Mead wrote books that focus on individual birds, including robins, sparrows, and owls. The State of the Nation's Birds, his last work, is a study of 250 species of breeding birds in England and Ireland and an examination of those that are in decline or whose populations are increasing. Included is a prediction of the futures of the various species, from the common wren (nearly ten million pairs) to those that rarely breed, such as the Black-winged Stilt and the Bluethroat. A reviewer for the Bird On! Web site noted that much of the data contained in The State of the Nation's Birds comes from the work of Mead's volunteers, but added that he had access to a wide range of information from many different organizations and was "uniquely placed to review and summarize the situation of our breeding birds in this easily understood, but scientifically accurate, volume." Mead was a cofounder of the Bird On! Web site, which contains complete species descriptions of all the birds studied in his The State of the Nation's Birds.

Mead received many awards for his work and was a guest on British television and radio programs. After a stroke in 1994, he cut back on his fieldwork, becoming a spokesperson for the BTO and continuing to speak out on the environmental dangers to birds. In addition to birdwatching, he was a life-long fan of jazz and particularly enjoyed Duke Ellington. Mead died of a heart attack at the age of sixty-two.



Choice, February, 1984, review of Bird Migration, p. 846.

Library Journal, November 1, 1983, Henry T. Armistead, review of Bird Migration, p. 2092.

School Librarian, August, 1988, R. S. George, review of Owls, p. 115; November, 1988, R. S. George, review of Robins, p. 150.

Science Books and Films, March, 1984, Edward I. Saiff, review of Bird Migration, p. 204.

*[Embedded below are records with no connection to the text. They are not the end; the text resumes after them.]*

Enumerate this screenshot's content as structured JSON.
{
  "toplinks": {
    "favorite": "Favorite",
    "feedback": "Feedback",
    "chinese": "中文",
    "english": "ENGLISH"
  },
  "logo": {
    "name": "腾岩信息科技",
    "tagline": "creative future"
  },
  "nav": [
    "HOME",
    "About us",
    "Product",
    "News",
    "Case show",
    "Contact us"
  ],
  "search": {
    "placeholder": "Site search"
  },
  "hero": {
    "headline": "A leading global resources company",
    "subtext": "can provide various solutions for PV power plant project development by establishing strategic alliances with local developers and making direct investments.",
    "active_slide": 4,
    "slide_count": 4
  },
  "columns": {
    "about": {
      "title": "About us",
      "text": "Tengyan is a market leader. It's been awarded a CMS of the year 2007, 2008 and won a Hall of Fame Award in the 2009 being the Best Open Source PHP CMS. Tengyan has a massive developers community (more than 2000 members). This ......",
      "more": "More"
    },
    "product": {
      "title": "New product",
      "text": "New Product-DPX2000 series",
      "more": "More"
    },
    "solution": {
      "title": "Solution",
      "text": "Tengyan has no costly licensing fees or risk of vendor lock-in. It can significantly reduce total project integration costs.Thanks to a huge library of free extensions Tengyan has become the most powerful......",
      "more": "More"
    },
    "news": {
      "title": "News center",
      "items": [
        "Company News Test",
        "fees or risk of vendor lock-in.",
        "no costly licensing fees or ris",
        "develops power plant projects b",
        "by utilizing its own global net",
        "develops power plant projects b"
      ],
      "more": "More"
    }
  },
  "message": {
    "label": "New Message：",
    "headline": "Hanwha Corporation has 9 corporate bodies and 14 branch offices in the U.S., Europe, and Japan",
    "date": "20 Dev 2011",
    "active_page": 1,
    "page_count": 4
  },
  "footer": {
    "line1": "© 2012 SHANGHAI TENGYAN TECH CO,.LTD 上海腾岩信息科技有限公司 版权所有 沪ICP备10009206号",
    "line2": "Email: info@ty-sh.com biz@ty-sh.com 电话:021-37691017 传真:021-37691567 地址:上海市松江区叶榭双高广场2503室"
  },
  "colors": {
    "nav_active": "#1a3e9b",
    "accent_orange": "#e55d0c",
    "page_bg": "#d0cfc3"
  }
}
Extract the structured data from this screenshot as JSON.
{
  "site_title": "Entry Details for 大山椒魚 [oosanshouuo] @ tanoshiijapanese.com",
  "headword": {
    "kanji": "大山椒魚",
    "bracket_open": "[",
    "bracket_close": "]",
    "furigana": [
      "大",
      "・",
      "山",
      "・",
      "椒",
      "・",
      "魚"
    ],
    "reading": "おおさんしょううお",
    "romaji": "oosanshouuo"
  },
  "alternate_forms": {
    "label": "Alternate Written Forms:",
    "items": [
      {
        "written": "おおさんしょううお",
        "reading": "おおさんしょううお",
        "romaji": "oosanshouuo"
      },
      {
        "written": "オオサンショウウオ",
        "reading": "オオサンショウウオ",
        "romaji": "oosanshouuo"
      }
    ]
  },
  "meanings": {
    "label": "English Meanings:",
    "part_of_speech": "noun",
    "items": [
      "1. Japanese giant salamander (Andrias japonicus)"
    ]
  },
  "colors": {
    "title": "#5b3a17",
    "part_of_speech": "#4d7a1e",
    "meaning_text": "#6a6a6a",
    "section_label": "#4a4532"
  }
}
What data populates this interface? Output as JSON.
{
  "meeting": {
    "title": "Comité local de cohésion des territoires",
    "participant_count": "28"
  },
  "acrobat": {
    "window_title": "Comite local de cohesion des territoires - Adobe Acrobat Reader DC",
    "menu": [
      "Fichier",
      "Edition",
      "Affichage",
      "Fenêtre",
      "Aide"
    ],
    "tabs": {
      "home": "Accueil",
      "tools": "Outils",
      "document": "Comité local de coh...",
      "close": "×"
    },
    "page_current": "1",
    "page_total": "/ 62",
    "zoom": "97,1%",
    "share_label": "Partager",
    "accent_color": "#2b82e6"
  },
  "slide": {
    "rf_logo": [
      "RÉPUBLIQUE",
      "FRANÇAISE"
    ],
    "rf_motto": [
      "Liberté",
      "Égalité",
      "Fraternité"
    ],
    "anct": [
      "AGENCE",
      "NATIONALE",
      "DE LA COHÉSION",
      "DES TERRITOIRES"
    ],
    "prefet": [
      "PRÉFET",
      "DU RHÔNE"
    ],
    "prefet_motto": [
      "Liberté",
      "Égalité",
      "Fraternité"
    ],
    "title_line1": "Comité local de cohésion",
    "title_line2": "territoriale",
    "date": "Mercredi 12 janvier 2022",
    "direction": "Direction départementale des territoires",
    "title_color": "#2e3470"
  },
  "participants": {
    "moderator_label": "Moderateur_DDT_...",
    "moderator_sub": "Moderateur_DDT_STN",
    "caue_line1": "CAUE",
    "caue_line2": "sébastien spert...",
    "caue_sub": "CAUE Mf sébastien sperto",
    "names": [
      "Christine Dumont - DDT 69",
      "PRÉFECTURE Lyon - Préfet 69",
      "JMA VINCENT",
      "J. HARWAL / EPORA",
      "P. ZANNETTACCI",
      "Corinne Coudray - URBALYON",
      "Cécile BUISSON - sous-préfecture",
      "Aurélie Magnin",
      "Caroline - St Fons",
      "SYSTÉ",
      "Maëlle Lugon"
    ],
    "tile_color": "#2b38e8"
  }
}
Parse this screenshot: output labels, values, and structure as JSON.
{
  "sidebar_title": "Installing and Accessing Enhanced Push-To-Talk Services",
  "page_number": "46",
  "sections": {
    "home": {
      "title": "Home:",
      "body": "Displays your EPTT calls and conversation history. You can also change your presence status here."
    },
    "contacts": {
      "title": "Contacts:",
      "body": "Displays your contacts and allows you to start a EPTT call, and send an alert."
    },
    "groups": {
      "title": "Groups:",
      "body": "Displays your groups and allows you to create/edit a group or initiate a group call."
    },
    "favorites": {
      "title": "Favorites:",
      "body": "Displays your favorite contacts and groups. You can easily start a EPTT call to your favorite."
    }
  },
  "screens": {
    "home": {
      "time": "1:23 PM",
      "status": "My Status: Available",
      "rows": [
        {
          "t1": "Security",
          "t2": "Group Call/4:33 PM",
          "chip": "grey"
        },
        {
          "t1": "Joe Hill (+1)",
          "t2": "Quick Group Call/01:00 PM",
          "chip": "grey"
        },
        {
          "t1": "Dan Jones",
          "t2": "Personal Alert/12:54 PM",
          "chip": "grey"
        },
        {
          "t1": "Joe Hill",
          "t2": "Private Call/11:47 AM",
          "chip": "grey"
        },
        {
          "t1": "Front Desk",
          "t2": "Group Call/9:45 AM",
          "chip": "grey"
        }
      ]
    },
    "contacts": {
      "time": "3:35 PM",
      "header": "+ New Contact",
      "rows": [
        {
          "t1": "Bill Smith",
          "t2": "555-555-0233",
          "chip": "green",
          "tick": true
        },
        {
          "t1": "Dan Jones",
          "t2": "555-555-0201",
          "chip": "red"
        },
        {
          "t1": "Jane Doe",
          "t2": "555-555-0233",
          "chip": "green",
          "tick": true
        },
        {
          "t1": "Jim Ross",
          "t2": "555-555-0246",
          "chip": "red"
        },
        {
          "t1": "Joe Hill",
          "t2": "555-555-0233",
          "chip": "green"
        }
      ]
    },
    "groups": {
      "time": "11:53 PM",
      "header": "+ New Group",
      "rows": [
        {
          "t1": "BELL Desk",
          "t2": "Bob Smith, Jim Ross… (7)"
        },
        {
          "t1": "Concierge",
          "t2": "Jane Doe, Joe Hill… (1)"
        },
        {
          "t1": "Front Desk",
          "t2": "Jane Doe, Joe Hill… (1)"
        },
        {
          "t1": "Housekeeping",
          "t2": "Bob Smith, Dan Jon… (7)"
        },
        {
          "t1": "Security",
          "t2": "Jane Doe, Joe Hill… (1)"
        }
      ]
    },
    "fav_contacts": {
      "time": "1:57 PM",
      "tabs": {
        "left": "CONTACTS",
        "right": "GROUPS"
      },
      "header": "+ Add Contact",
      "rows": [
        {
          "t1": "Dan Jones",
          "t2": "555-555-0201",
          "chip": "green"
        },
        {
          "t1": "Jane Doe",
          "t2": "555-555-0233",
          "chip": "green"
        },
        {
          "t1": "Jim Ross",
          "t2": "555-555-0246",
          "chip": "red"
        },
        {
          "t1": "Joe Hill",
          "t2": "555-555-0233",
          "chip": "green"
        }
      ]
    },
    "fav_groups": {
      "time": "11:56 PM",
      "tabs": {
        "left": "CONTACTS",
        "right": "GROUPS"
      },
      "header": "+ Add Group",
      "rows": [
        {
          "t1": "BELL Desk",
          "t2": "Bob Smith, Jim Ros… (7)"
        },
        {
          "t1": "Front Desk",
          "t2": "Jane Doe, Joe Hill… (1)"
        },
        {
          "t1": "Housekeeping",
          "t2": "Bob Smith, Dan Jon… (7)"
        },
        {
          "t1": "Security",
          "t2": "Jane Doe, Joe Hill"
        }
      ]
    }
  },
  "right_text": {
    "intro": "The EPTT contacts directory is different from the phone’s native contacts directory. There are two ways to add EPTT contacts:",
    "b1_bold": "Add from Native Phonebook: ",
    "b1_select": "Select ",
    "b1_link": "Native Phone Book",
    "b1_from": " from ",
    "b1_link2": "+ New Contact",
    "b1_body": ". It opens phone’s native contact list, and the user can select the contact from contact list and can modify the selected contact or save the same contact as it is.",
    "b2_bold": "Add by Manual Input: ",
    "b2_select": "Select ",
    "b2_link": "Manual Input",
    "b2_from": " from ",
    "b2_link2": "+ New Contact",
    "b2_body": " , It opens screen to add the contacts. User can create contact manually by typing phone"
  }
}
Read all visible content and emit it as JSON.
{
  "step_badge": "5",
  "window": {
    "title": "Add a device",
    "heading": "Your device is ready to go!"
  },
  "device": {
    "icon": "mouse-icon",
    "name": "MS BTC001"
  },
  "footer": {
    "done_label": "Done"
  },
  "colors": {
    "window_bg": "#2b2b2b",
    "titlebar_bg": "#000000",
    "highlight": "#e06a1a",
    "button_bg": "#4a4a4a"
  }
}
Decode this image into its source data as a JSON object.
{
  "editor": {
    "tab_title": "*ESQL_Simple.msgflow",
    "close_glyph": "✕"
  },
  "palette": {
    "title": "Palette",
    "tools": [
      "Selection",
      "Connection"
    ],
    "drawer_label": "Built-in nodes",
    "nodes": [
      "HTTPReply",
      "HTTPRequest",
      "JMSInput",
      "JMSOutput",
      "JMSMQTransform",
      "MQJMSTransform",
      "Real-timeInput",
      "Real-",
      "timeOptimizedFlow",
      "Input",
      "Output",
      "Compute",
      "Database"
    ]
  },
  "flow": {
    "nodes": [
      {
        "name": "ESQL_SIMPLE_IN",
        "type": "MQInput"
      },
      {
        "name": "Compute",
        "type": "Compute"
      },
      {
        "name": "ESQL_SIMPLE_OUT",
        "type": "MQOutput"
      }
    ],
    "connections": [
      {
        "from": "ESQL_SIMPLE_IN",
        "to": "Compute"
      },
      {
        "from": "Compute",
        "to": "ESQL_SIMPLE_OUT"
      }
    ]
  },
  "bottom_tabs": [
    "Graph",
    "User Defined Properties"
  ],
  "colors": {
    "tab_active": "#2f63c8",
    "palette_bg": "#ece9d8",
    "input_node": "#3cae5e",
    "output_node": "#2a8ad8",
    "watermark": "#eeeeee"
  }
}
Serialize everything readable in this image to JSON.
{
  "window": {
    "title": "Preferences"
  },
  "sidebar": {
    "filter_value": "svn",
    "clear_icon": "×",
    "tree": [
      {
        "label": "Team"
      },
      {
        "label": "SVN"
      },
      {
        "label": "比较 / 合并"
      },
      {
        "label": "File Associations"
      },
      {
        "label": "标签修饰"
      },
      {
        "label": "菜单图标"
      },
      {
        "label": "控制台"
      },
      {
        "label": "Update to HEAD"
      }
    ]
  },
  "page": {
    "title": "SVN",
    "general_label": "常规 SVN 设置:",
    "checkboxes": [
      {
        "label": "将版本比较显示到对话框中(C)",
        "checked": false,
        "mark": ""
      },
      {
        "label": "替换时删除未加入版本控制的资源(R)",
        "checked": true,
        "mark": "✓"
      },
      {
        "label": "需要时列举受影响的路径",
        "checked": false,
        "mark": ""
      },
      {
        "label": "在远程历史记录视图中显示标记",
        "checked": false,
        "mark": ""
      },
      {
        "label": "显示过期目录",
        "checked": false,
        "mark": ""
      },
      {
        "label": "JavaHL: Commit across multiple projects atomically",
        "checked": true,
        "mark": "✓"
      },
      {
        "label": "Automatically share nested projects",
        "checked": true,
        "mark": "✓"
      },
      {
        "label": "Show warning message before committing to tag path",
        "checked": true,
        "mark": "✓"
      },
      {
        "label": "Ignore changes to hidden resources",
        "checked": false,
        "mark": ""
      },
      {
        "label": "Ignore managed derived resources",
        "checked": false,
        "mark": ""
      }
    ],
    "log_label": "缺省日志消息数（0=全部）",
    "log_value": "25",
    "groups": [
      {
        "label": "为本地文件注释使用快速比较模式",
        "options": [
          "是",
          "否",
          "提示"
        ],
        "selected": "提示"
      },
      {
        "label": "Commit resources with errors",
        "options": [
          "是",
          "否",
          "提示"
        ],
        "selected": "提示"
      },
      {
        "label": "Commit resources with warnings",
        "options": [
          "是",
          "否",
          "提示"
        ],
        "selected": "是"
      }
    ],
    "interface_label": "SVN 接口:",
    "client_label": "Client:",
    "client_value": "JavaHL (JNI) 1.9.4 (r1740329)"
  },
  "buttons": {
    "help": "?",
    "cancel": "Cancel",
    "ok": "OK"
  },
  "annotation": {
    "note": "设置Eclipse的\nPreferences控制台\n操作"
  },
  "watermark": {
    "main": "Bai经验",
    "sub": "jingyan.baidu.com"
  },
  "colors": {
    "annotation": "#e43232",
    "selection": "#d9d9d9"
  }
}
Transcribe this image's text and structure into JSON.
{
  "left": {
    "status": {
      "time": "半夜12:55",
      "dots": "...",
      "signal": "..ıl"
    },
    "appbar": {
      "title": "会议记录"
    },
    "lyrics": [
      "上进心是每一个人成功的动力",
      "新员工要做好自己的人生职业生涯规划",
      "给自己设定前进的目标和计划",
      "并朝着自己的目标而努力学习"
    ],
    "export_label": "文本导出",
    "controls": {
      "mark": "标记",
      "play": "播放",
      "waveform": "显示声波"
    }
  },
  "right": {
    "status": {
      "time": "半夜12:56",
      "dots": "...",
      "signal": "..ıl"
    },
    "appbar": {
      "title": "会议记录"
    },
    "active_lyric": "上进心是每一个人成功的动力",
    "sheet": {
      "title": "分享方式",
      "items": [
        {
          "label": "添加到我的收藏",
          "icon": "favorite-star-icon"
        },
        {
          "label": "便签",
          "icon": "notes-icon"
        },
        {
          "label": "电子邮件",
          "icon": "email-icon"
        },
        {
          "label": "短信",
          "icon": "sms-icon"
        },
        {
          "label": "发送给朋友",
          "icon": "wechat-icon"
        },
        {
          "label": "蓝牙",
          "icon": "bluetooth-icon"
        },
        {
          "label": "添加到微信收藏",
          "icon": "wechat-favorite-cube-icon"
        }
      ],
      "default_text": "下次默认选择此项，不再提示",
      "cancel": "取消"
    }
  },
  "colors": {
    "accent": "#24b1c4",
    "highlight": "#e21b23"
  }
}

Bird On! Web site, (June 25, 2003).



Bird On! Web site, (November 6, 2003).

Times Online, (January 18, 2003).*